Finishes: There are two primary stone finishes we can achieve, polished stone, or honed stone. There are different degrees of reflectivity we can achieve within these finishes.
A polished finish has a glossy surface that reflects light and emphasizes the color and markings of the material.
A honed finish is a satin smooth surface with relatively little reflection of light. Generally, a honed finish is preferred for floors, stair treads, thresholds, and other locations where heavy traffic will wear off the polished finish. A honed finish may also be used on furniture tops and other surfaces.
A flamed finish is a rough textured surface used frequently on granite floor tiles. We perform a clean and seal this finish.
Lippage: A condition where one edge of a stone

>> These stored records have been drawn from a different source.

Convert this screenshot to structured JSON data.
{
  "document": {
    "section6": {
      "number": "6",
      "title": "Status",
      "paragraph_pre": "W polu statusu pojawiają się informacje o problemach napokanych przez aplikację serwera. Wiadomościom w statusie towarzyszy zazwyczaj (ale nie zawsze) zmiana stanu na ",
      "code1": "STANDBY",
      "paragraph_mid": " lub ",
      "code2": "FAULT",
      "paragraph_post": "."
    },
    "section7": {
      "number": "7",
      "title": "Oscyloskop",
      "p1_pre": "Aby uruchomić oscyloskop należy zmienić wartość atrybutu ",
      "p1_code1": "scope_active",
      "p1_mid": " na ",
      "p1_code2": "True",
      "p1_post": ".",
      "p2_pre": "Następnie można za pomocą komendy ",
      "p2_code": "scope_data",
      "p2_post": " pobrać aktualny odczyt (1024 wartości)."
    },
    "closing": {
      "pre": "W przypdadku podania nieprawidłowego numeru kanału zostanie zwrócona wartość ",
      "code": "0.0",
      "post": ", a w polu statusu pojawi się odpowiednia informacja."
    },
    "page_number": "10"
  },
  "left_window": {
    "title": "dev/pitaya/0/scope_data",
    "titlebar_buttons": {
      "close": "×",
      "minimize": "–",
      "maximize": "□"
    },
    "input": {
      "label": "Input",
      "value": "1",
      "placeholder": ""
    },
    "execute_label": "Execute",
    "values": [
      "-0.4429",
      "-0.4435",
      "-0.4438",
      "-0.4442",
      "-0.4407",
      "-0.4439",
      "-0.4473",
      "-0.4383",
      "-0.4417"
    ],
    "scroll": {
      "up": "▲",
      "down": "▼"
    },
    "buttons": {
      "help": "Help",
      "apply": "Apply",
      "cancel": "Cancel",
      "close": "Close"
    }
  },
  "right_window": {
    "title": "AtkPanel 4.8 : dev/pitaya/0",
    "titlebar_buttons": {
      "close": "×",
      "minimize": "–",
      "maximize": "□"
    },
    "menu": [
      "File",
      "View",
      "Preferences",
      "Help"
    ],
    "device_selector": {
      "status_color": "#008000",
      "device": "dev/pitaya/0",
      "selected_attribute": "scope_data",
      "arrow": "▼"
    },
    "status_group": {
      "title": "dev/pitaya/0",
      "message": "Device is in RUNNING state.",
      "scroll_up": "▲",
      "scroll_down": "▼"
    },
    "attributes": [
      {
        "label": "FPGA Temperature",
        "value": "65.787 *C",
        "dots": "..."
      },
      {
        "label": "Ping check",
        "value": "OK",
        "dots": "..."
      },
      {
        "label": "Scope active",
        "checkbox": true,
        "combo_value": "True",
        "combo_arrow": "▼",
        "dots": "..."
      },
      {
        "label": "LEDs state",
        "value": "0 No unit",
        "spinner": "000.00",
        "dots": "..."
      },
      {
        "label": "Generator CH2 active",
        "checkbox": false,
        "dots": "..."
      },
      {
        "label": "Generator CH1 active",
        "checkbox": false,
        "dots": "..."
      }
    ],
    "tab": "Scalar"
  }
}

is higher than adjacent edges, giving the finished surface an uneven appearance.
Maintenance: Scheduled cleaning, specific procedures, and inspections performed on a daily, weekly, or other regular basis to keep the stone in proper condition.
Poultice: A liquid cleaner or chemical mixed with a white absorbent material to form a thick, stain- removing paste.
Refinishing: Repolishing or honing of dull, once-polished marble, limestone, or granite floors and walls.
Renovation: Cleaning and repolishing of neglected dimension stone surfaces.
Restoration: Large-scale remedial actions taken to restore a structure or area to its original or acceptable “near original” condition. We have often heard our customers exclaim their floors now look better than new!
Etch Marks: (calcareous stones) Caused by acids (typically from milk, fruit juices, alcohol, etc.) left on the surface of the stone, some will etch the finish but not leave a stain; others will both etch and stain.
Efflorescence: A white powder that appears on the surface of the stone, it’s caused by water carrying mineral salts from below the surface of the stone to the surface and evaporating. When the water evaporates, it leaves a powdery salt residue. It can also precipitate in grout joints or cracks as a crusty surface. We have even seen efflorescence form small stalactites hanging from vertical surfaces!